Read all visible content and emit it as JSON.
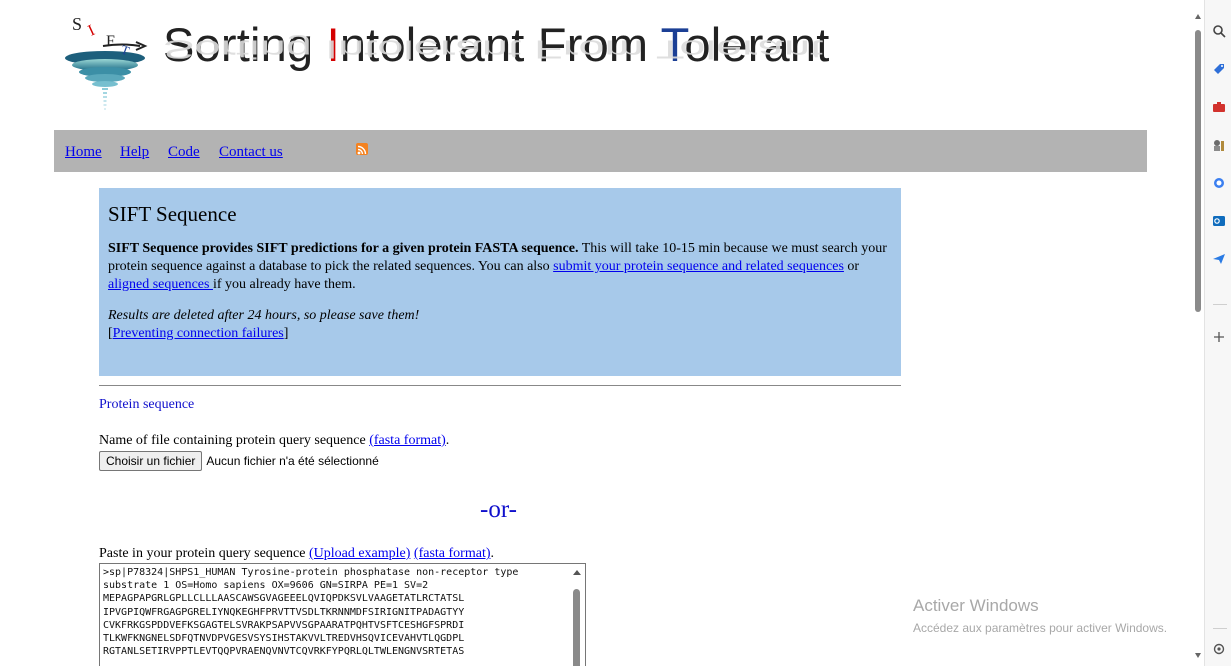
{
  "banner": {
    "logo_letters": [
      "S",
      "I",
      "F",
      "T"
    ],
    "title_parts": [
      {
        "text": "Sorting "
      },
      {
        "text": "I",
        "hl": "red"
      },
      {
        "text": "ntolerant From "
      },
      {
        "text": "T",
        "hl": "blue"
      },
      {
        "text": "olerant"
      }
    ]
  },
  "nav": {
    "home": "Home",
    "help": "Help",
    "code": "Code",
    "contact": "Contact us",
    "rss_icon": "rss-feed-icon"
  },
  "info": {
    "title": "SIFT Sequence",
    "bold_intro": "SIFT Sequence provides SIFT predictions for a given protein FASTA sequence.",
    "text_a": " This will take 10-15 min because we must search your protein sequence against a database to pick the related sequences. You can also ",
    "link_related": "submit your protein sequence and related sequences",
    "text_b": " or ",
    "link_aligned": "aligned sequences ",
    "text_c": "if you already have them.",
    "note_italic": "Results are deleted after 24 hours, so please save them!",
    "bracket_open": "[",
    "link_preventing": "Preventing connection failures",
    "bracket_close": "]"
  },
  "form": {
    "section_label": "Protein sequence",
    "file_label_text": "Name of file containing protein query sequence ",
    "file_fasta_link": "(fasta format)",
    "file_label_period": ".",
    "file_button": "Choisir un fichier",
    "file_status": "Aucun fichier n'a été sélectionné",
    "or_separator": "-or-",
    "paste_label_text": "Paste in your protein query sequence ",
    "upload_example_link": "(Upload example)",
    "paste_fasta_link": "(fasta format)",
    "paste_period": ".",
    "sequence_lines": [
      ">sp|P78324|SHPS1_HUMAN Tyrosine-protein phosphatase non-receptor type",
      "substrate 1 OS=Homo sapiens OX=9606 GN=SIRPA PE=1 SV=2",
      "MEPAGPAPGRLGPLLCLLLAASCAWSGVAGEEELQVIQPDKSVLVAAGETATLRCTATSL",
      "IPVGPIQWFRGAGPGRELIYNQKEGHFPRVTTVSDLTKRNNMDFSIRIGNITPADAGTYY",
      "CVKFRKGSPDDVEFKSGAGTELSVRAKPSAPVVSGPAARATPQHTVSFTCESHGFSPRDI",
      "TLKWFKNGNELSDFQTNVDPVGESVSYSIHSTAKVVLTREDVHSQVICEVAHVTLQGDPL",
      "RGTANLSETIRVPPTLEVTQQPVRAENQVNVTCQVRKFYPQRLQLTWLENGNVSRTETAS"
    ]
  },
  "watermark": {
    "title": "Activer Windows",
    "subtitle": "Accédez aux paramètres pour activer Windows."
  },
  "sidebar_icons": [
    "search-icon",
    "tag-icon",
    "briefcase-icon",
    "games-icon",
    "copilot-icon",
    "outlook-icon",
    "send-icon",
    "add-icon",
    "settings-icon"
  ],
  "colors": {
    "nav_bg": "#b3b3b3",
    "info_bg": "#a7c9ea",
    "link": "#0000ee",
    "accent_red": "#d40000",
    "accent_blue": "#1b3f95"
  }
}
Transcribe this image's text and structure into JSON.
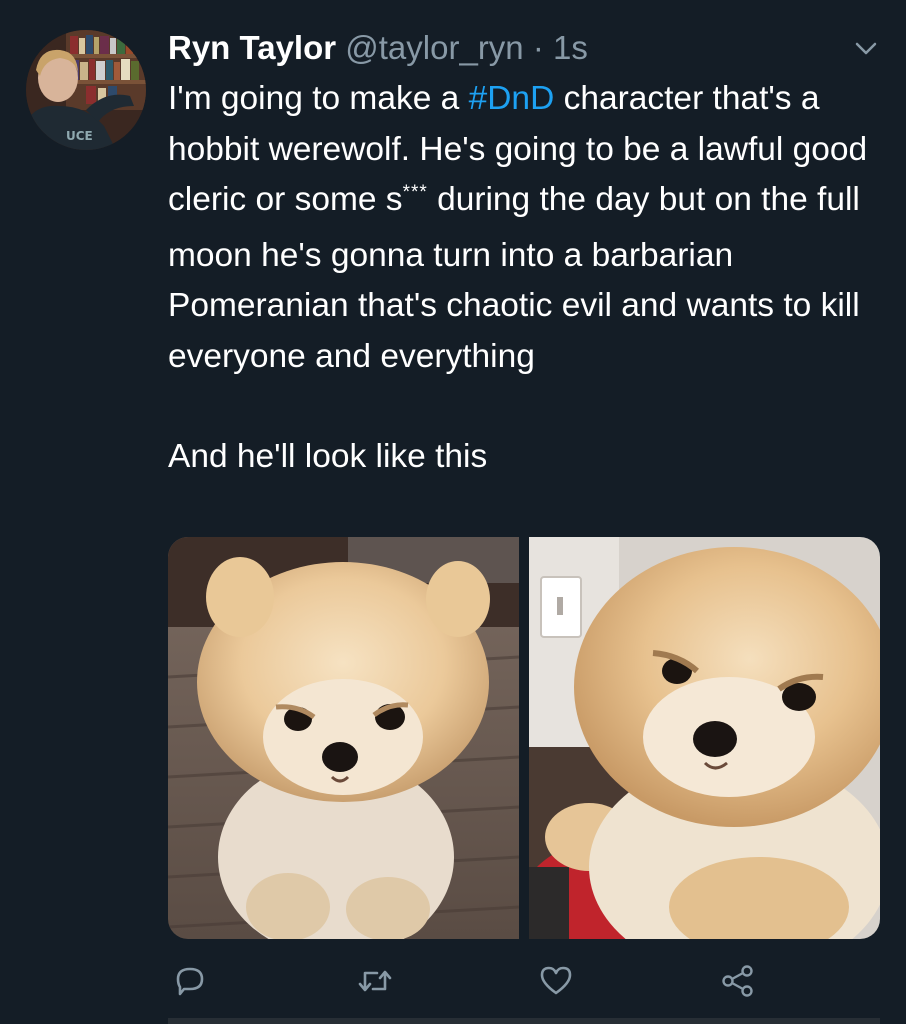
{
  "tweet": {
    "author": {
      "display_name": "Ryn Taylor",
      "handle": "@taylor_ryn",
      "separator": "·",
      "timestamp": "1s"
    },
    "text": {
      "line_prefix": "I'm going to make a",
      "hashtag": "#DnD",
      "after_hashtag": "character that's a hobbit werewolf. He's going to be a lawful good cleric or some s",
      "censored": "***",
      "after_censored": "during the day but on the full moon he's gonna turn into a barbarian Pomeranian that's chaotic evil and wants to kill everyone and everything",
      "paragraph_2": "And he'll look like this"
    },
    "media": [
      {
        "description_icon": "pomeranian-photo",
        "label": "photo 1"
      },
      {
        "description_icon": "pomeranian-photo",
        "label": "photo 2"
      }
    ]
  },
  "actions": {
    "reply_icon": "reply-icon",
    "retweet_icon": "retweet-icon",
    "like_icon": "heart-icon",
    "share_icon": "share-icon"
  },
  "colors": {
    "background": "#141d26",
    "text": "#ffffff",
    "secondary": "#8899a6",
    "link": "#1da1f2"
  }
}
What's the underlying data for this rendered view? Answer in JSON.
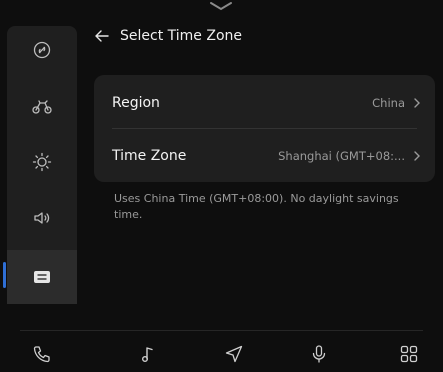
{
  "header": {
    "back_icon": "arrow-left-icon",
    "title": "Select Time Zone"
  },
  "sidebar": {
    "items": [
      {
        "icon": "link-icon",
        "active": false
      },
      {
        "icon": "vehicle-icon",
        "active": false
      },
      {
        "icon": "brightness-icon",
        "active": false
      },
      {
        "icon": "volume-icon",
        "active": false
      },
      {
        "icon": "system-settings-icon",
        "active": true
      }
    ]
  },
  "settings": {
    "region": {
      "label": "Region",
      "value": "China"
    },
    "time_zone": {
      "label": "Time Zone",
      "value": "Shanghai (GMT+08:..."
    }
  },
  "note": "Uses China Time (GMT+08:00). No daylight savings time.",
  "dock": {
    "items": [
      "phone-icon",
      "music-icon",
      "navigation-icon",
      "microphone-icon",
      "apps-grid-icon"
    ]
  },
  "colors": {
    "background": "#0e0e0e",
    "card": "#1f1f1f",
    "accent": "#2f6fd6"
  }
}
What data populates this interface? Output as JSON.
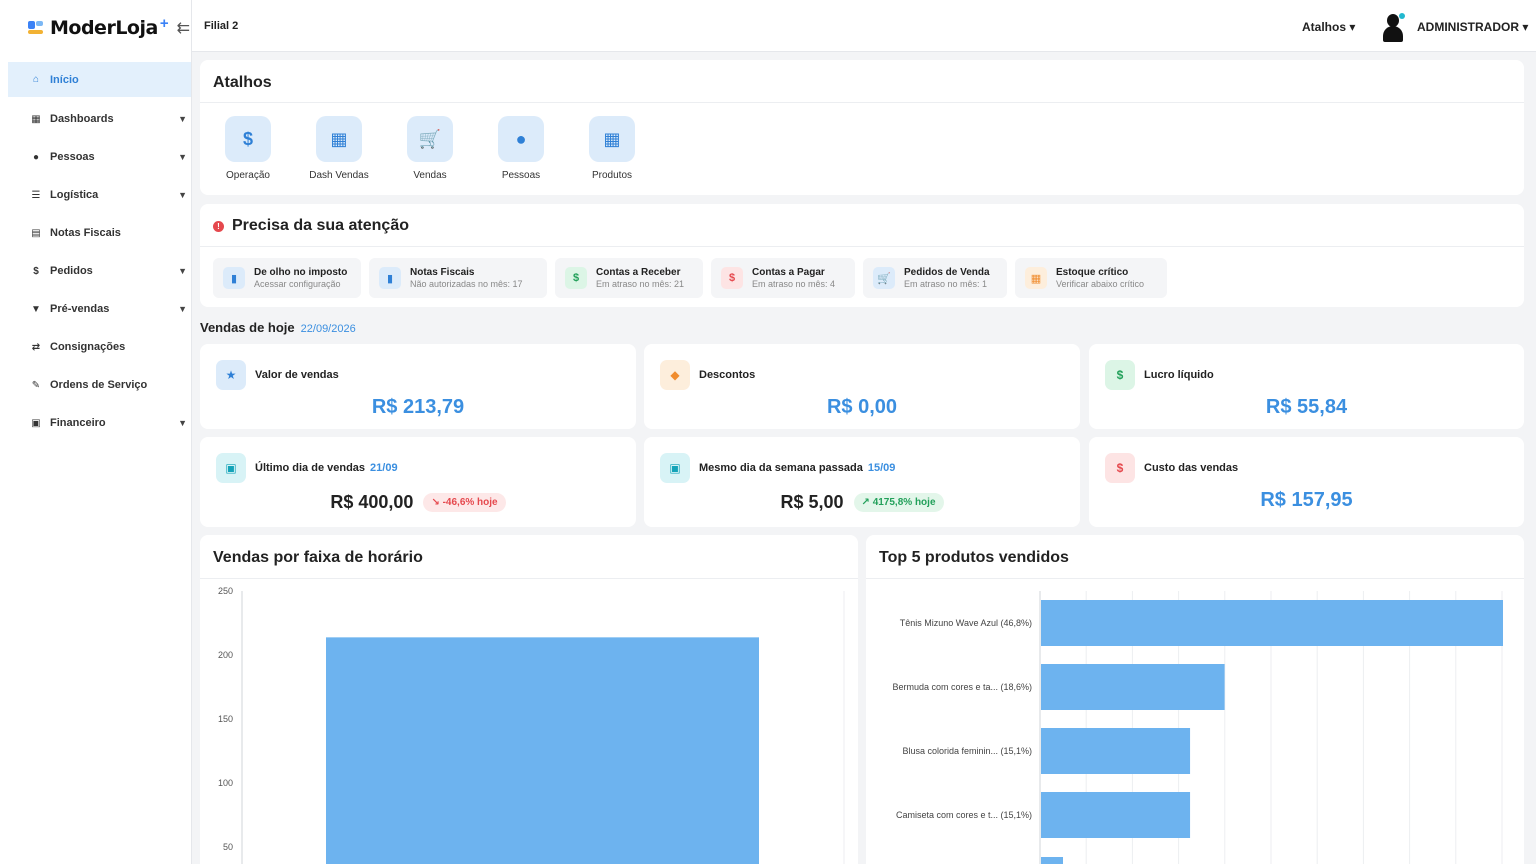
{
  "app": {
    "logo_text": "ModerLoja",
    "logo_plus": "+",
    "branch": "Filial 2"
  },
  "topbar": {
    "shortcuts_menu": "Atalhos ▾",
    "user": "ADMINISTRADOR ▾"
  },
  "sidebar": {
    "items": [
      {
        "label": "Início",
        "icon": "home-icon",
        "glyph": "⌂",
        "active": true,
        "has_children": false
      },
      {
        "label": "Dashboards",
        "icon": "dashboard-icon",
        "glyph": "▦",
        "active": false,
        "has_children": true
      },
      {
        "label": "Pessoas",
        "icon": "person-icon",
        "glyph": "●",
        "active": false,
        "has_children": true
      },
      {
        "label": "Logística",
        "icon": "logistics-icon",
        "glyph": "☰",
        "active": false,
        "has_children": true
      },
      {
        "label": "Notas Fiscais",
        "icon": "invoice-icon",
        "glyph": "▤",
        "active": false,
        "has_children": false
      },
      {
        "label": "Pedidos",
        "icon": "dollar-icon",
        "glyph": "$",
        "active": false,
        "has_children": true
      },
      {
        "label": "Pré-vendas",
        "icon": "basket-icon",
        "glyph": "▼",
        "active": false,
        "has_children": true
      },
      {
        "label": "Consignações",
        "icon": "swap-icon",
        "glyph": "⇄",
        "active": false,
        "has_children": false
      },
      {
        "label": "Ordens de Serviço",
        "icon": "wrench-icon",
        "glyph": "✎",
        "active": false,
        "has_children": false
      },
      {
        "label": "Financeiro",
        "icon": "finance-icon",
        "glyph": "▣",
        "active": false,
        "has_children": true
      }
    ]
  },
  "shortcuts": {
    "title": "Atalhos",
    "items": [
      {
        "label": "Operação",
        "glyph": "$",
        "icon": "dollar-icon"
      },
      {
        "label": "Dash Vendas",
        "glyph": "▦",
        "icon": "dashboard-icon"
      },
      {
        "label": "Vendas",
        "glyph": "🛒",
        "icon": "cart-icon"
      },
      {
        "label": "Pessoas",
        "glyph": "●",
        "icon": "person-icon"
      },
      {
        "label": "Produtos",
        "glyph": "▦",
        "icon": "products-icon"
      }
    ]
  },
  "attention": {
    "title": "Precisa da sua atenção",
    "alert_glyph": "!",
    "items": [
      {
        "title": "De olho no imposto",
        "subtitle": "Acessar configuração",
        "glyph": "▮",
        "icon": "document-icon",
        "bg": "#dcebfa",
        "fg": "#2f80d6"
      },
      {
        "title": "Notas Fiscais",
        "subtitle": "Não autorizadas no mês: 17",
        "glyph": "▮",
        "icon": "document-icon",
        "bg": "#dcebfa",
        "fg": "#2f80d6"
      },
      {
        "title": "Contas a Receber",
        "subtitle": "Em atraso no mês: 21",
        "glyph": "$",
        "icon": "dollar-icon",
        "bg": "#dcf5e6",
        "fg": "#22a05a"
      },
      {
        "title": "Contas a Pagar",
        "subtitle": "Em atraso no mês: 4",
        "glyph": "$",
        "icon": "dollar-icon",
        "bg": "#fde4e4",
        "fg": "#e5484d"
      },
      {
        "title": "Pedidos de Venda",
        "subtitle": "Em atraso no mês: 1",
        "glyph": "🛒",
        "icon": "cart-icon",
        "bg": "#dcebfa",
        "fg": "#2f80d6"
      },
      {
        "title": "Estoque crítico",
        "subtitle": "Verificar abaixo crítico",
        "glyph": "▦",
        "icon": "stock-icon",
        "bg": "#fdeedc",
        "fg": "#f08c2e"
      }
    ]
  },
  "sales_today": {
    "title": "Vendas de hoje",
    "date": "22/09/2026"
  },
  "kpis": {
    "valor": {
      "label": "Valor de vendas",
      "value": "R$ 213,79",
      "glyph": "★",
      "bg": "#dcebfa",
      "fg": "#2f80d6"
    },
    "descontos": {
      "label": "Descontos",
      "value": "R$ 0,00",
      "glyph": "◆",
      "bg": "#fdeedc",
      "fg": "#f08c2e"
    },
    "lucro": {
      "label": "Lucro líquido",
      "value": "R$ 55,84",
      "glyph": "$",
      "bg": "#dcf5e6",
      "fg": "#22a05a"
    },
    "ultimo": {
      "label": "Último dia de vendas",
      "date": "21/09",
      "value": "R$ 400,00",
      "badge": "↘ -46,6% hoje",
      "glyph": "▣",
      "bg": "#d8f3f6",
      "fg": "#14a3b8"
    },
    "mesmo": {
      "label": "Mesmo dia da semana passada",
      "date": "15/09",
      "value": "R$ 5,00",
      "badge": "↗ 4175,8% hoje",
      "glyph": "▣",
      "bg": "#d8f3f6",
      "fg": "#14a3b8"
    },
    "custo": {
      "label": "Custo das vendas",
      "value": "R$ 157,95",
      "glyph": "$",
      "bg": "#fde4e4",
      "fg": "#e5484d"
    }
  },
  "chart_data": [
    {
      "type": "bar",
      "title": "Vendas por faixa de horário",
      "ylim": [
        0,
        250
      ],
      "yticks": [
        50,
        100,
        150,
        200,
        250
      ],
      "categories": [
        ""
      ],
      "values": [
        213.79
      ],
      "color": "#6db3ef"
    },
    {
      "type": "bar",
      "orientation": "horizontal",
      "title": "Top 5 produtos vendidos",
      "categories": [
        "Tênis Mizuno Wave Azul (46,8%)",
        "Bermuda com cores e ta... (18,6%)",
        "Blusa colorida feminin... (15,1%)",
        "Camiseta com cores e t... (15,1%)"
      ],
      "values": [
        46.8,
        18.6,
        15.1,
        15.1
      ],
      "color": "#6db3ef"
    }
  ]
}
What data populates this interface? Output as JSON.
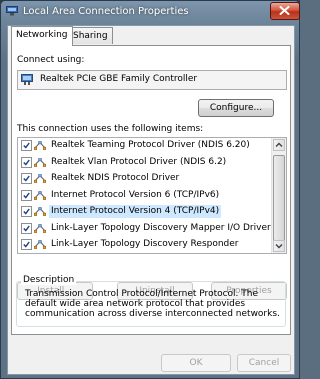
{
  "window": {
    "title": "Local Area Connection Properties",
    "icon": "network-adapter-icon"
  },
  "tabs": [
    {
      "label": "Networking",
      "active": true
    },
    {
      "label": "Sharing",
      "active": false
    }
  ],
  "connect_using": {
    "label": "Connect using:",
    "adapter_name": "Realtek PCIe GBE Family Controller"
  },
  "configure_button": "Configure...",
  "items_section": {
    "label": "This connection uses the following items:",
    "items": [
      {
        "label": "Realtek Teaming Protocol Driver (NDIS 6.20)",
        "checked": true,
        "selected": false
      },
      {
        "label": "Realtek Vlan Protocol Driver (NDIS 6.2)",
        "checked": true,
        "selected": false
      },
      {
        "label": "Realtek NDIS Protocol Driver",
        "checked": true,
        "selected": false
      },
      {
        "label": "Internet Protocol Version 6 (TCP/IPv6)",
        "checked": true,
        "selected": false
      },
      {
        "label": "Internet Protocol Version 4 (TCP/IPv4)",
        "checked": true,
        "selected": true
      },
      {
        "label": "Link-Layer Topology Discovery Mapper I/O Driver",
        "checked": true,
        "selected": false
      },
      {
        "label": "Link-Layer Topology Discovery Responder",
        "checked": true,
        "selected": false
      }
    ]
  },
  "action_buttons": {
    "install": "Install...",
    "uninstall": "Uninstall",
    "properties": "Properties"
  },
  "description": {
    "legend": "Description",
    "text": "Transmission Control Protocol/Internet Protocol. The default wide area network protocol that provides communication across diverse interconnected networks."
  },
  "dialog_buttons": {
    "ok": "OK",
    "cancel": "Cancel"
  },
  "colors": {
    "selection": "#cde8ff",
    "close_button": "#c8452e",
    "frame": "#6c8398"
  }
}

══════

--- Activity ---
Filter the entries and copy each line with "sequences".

--- The answer ---
    "text_a": " This will take 10-15 min because we must search your protein sequence against a database to pick the related sequences. You can also ",
    "link_related": "submit your protein sequence and related sequences",
    "link_aligned": "aligned sequences ",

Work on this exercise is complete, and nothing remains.